The analytical approach in these essays takes the bird’s eye view. For instance, although her intuiting of O’Hara’s work is especially beautiful (“This is, rather, an art in which the eternal has ceased to exist except as an analogue for human memory”), it seems a missed opportunity that Glück does not apply her close reading skills on an individual poem by Ashbery. Instead, she adopts the shorthand method of paraphrase, gloss, and allusion: “If Ashbery seems to be for so many readers the poet of our time, it may be … because (unlike Eliot, who aspired to be annexed by the sublime), he is willing to disappear … to exist in particles, piecemeal,” to make a voice of “consciousness woven through the densely incomprehensible.” It seems fair to say that the audience for these essays will probably know Ashbery’s work well enough to follow the argument, but a close reading would perhaps have helped readers understand in which ways thought can be seen as fraudulent. It remains true, however, that her insights into gestures of incompleteness and her experience as a long-time reader make the essay worth dwelling on: “Too often the gesture [of non sequitur] becomes, like swimmers underwater, a breathing trick: the idea behind it never develops.” The essays brim with such surprising comparisons that reanimate core tactics of literature.
The feeling of an outsider looking toward a center persists in these essays—one sees better from the margins, after all.
Although the book does reiterate some of her ideas from her first collection of essays, it does contain points of development in her thinking about literature and the world. Specifically, it offers an explicit political intervention about race, opening with an essay about whiteness and myth-making and American-ness—it is her way of speaking directly to the tenor of this particular historical moment. Noting the “vigor” and “self-creation” of American mythos, Glück points the way these values depend on “a society or audience coherent enough to recognize and reward the new,” which creates in turn “a fantasy or projection of common values. How this occurs, and with what restrictions, accounts for the peculiar attributes of what Americans call originality, their terms of highest praise.” This projection of common values, as she puts it, is a striking insight into the mechanism by which a public understands itself to be continuous or fragmented. The feeling of an outsider looking toward a center persists in these essays—one sees better from the margins, after all.

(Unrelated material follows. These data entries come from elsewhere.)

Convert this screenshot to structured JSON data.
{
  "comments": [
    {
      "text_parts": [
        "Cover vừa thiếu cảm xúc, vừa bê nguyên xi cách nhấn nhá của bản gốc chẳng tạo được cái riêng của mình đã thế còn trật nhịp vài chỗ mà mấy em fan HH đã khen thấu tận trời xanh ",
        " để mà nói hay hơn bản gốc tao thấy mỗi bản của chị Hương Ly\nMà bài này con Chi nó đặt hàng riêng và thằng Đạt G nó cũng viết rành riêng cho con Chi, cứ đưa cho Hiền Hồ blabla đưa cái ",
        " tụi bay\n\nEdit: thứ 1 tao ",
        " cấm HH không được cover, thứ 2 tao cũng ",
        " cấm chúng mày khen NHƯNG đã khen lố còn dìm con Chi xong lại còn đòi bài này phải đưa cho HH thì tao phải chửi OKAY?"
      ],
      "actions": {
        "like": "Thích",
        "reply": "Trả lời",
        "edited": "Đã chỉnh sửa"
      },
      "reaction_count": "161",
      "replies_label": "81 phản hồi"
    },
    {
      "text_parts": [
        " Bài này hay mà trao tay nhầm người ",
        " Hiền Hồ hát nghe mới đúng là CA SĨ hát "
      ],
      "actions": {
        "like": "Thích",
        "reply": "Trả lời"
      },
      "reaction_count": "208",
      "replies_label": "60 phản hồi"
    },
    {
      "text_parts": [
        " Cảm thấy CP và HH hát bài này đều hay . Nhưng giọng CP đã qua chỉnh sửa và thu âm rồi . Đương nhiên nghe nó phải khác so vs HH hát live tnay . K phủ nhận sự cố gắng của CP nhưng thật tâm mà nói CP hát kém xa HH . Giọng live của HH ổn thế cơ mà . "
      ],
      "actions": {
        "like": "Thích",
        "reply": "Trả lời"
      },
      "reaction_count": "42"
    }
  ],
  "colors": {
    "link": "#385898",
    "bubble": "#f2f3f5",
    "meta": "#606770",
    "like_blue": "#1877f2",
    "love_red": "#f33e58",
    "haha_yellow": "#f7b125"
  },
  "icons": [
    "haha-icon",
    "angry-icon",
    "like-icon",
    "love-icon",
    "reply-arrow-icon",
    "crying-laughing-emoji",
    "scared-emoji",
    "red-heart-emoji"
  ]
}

The book also has some powerful and poignant essays that reveal even more of this outsider feeling. In “On Revenge,” Glück’s sense of humor is inseparable from her sharpness: “When I was a child,” the essay opens, “I was enormously sensitive to slights; my definition of slights was as broad as my sensitivity was deep. I trust my memory on this point because the child I describe corresponds so exactly to the evolved adult.” The essay—which will be amusing and revealing for all fans of the author—describes how Glück depended, for a long time until recently, it would seem, on visions of revenge to create the energy and vision of artistic triumph. “[M]y fantasies required that my adversaries remain immutable, stable, frozen in my infinite future; the person soon to be devastated by my virtuosity and spiritual depth must be identical to the person who held an object about to be thrown at me.” Now that she’s older, she says, “my rivals and judges, like my friends and colleagues, have all been chastened and battered by time. Pity and fellow feeling have weakened vengefulness.” The essay ends sadly—with the poet unsure of how to fuel her art now that the revenge-driven visions of achievement and self-worth have leveled off. In a bold collection of intellectual interventions, it sounds a genuine note. It brings the blood back to the ink.